**EXERCISE DESCRIPTION:** In the entries below, the word "screenshot" appears on some lines. Copy each of those lines.

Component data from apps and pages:
Start of Block

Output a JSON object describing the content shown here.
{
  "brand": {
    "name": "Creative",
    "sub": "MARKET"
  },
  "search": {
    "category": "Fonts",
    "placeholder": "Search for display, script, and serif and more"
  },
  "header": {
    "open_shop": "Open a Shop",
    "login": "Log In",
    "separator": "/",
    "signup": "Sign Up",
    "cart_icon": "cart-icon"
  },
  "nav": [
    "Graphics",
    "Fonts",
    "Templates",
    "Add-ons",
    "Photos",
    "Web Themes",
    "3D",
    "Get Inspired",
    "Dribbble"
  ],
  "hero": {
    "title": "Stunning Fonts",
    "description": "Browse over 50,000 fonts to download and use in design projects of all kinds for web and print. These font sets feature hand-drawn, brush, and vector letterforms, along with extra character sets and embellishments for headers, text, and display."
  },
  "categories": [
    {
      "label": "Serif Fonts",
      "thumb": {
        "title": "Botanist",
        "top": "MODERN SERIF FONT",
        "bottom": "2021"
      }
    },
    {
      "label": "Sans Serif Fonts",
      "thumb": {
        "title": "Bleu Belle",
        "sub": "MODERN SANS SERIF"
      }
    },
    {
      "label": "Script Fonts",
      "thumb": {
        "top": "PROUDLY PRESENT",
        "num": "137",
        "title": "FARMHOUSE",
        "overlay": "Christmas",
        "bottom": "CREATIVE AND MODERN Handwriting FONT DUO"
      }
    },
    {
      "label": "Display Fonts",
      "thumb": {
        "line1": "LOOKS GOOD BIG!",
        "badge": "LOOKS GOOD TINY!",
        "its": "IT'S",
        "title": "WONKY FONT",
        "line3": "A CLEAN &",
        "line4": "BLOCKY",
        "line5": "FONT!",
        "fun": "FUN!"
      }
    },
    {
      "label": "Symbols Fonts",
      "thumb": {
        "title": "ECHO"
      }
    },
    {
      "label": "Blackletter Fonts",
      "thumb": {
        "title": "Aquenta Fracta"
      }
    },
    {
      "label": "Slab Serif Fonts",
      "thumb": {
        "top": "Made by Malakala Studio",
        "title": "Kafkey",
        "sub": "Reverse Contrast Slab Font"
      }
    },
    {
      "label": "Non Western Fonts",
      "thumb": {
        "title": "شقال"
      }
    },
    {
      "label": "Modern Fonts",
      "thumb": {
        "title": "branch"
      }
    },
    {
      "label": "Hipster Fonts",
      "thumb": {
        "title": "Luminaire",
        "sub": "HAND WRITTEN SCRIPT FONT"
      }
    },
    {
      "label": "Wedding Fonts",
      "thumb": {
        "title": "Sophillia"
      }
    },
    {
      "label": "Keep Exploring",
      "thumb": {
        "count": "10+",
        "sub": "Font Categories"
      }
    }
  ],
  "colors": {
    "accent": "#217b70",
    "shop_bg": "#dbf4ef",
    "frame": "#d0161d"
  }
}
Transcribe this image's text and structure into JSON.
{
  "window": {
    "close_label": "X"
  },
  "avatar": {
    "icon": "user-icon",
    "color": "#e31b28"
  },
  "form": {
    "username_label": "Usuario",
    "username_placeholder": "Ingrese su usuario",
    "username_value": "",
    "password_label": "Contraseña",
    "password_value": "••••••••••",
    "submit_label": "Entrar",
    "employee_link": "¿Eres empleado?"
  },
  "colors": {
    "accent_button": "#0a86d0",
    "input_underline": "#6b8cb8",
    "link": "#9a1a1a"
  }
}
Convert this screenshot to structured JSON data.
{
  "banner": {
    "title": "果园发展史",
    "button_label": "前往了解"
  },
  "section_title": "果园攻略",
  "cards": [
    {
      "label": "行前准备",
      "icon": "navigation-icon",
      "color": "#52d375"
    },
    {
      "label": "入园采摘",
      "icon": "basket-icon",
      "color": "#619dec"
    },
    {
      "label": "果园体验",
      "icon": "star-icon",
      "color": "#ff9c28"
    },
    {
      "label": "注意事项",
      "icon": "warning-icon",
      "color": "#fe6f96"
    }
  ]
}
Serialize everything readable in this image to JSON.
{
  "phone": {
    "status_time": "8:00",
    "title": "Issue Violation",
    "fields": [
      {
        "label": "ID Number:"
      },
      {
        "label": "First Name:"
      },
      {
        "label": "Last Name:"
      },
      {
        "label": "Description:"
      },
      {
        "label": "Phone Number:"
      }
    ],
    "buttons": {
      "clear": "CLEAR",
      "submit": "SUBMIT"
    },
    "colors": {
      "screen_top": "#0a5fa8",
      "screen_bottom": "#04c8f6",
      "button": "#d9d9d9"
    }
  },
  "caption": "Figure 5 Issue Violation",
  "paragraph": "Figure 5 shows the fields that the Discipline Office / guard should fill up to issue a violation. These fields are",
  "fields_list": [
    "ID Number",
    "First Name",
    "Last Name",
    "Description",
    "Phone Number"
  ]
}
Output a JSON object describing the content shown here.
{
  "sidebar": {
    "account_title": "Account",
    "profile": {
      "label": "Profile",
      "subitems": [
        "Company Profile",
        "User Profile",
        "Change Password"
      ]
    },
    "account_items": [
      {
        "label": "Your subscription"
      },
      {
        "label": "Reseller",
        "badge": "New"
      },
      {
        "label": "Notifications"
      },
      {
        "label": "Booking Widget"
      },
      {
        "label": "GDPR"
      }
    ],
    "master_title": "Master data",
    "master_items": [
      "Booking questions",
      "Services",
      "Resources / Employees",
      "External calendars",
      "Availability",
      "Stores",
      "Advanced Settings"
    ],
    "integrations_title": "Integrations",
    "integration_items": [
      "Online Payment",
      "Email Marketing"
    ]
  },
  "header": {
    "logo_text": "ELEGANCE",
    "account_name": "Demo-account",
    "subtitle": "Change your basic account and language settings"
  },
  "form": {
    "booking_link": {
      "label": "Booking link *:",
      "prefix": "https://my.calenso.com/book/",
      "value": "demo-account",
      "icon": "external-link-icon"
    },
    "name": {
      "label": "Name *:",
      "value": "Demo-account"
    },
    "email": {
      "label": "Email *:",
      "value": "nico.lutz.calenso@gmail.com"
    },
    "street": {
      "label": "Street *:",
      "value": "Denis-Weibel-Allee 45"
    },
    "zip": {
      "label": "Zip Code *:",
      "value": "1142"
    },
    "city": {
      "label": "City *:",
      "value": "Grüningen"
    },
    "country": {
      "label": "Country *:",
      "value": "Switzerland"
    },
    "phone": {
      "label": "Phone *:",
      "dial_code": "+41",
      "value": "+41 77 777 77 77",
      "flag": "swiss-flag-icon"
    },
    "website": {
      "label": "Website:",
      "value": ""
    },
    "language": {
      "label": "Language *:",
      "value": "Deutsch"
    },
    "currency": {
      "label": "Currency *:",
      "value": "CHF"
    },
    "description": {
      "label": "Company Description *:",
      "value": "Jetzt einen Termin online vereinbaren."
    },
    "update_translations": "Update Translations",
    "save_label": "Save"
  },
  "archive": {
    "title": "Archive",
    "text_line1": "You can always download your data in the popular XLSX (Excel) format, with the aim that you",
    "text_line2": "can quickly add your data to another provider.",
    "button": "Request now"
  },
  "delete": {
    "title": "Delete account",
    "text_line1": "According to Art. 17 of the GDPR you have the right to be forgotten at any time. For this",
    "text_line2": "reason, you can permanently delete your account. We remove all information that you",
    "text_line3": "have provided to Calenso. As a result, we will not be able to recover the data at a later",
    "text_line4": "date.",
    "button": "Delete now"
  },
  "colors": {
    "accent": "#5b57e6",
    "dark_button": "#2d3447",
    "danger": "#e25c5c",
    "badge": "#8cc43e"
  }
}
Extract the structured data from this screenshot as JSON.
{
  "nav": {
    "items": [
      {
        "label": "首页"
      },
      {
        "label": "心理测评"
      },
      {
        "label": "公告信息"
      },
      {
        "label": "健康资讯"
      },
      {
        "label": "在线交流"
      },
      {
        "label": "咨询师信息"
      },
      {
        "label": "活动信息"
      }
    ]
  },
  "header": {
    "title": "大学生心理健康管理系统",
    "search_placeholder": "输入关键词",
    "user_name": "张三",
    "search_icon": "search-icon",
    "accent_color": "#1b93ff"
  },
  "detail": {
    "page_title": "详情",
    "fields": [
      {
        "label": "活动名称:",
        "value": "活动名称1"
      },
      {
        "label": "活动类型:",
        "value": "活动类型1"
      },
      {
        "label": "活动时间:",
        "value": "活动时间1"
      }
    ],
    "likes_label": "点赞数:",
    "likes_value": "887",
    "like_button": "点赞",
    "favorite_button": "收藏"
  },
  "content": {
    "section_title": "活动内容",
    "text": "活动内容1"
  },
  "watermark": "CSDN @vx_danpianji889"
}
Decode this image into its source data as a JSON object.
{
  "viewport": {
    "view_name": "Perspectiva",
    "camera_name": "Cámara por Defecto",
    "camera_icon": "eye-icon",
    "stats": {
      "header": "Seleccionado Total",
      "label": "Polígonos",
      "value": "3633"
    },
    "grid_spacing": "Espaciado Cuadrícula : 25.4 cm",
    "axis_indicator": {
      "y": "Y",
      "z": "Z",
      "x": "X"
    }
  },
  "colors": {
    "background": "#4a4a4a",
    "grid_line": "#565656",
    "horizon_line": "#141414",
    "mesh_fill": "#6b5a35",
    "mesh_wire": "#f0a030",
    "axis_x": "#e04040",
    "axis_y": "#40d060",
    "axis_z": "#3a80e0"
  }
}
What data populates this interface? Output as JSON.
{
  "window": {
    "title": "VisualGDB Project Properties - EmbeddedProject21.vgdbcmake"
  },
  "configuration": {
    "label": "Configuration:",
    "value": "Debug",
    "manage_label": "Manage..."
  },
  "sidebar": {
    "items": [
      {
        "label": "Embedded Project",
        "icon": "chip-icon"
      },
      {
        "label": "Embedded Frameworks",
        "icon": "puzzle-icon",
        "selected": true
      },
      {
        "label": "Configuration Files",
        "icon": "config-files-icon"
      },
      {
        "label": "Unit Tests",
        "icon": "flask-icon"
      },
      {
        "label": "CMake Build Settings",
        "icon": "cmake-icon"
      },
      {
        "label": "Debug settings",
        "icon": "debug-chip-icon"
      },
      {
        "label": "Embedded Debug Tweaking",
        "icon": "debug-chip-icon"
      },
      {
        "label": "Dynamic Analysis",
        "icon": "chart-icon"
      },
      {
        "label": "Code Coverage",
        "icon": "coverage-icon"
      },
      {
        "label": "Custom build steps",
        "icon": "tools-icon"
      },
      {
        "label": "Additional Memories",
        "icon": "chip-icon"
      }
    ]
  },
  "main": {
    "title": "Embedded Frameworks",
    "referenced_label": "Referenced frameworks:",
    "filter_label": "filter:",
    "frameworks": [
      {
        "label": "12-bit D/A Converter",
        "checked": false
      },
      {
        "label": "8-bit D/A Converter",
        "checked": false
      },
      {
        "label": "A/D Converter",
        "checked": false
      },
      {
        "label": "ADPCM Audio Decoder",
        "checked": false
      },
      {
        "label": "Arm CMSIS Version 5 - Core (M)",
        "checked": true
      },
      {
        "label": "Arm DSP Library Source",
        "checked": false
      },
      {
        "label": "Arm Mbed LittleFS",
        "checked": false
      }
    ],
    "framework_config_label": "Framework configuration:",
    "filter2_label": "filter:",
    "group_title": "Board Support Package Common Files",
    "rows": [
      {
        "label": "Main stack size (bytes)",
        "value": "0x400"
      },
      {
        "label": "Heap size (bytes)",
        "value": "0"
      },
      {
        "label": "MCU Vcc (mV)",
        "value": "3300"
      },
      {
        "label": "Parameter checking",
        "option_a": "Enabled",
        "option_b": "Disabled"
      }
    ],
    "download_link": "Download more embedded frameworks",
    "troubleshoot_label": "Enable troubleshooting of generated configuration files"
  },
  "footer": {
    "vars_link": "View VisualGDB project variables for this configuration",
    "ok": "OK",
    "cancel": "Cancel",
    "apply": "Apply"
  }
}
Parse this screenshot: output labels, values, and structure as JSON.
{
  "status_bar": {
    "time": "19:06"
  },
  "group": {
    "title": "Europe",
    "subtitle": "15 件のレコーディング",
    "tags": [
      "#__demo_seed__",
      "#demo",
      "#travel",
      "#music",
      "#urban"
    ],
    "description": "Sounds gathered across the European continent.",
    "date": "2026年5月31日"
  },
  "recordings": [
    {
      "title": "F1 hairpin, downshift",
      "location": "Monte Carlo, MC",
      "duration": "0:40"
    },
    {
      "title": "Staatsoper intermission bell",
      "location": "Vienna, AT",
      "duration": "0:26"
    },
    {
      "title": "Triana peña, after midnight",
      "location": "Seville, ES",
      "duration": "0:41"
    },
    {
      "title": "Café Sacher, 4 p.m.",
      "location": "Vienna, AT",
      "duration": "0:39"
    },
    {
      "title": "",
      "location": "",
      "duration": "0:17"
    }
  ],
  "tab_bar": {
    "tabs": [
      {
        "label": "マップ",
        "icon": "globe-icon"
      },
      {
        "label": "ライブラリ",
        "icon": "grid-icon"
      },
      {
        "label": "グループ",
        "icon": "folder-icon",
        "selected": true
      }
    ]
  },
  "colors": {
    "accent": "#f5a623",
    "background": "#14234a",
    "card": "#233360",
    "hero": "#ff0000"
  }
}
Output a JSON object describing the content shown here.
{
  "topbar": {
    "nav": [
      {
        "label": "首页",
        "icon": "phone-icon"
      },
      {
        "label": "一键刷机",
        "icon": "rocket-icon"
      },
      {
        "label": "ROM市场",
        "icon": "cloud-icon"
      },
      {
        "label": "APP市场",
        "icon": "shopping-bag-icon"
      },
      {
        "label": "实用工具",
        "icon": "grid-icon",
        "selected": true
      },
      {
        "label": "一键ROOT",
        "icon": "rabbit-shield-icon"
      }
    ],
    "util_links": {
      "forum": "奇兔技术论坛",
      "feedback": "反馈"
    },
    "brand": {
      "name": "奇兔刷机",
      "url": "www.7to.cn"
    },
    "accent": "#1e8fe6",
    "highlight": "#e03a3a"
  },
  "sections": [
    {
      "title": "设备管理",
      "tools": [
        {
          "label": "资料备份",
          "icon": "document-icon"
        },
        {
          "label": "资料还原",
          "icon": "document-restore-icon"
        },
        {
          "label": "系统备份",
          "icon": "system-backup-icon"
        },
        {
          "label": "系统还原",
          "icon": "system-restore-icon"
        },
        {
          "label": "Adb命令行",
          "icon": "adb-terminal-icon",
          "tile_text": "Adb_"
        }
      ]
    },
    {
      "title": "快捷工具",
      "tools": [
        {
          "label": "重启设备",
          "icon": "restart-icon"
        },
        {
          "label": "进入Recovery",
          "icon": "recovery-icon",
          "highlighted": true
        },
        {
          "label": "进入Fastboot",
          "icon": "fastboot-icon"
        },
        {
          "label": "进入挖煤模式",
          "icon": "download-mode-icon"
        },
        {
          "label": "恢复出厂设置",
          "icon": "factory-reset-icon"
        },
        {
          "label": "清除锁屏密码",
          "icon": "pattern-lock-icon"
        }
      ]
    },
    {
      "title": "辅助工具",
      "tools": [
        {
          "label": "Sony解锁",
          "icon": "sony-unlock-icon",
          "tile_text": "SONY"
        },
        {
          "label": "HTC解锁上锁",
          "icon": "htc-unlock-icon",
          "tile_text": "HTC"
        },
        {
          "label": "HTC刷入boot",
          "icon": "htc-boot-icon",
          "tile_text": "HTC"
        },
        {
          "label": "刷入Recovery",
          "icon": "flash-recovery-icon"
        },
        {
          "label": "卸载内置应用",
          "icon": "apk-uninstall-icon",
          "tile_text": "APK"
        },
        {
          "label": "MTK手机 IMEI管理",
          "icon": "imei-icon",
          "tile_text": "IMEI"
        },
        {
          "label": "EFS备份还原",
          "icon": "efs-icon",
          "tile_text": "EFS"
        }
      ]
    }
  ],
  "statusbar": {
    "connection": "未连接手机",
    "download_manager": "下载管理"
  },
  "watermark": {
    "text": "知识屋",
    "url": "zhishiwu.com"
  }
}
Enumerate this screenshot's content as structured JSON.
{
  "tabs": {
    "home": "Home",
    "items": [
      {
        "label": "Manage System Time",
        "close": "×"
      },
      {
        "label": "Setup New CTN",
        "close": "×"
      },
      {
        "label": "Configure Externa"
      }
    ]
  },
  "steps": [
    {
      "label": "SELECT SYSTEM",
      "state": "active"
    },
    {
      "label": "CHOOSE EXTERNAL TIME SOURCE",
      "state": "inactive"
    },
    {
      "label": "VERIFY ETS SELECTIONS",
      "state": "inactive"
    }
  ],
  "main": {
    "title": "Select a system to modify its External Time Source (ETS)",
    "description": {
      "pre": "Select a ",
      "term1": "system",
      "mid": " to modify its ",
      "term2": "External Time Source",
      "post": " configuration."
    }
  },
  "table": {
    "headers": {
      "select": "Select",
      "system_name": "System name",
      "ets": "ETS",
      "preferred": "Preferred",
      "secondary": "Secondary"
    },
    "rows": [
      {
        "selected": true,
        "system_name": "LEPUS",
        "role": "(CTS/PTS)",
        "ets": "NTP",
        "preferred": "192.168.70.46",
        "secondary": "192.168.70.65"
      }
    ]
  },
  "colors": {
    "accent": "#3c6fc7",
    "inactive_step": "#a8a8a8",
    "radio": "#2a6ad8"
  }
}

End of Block

**ANSWER BELOW:**
Convert this screenshot to structured JSON data.
Extract the structured data from this screenshot as JSON.
Parse this screenshot: output labels, values, and structure as JSON.
Enumerate this screenshot's content as structured JSON.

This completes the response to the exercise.